Entries from a dataset of interfaces:
********************
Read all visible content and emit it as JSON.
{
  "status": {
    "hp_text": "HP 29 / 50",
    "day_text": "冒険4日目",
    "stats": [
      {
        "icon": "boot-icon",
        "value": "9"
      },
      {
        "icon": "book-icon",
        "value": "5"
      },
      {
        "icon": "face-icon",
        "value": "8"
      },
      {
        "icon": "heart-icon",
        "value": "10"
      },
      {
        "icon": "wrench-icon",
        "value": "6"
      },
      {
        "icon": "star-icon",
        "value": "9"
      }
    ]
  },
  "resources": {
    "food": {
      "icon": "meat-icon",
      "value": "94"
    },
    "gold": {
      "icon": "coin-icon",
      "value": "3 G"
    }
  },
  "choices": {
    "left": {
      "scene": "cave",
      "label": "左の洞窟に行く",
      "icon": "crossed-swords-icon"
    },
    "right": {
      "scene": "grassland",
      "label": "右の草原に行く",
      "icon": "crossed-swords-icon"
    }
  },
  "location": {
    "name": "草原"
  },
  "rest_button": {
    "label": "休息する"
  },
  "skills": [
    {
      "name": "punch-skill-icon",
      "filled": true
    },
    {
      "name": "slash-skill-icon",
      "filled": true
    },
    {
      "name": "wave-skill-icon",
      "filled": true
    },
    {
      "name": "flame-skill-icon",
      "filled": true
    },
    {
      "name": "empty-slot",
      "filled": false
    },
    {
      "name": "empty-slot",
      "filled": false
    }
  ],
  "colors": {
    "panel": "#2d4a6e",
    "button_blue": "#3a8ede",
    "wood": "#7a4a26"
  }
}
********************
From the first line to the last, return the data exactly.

* **Answer space**
Read all visible content and emit it as JSON.
{
  "status": {
    "hp_text": "HP 29 / 50",
    "day_text": "冒険4日目",
    "stats": [
      {
        "icon": "boot-icon",
        "value": "9"
      },
      {
        "icon": "book-icon",
        "value": "5"
      },
      {
        "icon": "face-icon",
        "value": "8"
      },
      {
        "icon": "heart-icon",
        "value": "10"
      },
      {
        "icon": "wrench-icon",
        "value": "6"
      },
      {
        "icon": "star-icon",
        "value": "9"
      }
    ]
  },
  "resources": {
    "food": {
      "icon": "meat-icon",
      "value": "94"
    },
    "gold": {
      "icon": "coin-icon",
      "value": "3 G"
    }
  },
  "choices": {
    "left": {
      "scene": "cave",
      "label": "左の洞窟に行く",
      "icon": "crossed-swords-icon"
    },
    "right": {
      "scene": "grassland",
      "label": "右の草原に行く",
      "icon": "crossed-swords-icon"
    }
  },
  "location": {
    "name": "草原"
  },
  "rest_button": {
    "label": "休息する"
  },
  "skills": [
    {
      "name": "punch-skill-icon",
      "filled": true
    },
    {
      "name": "slash-skill-icon",
      "filled": true
    },
    {
      "name": "wave-skill-icon",
      "filled": true
    },
    {
      "name": "flame-skill-icon",
      "filled": true
    },
    {
      "name": "empty-slot",
      "filled": false
    },
    {
      "name": "empty-slot",
      "filled": false
    }
  ],
  "colors": {
    "panel": "#2d4a6e",
    "button_blue": "#3a8ede",
    "wood": "#7a4a26"
  }
}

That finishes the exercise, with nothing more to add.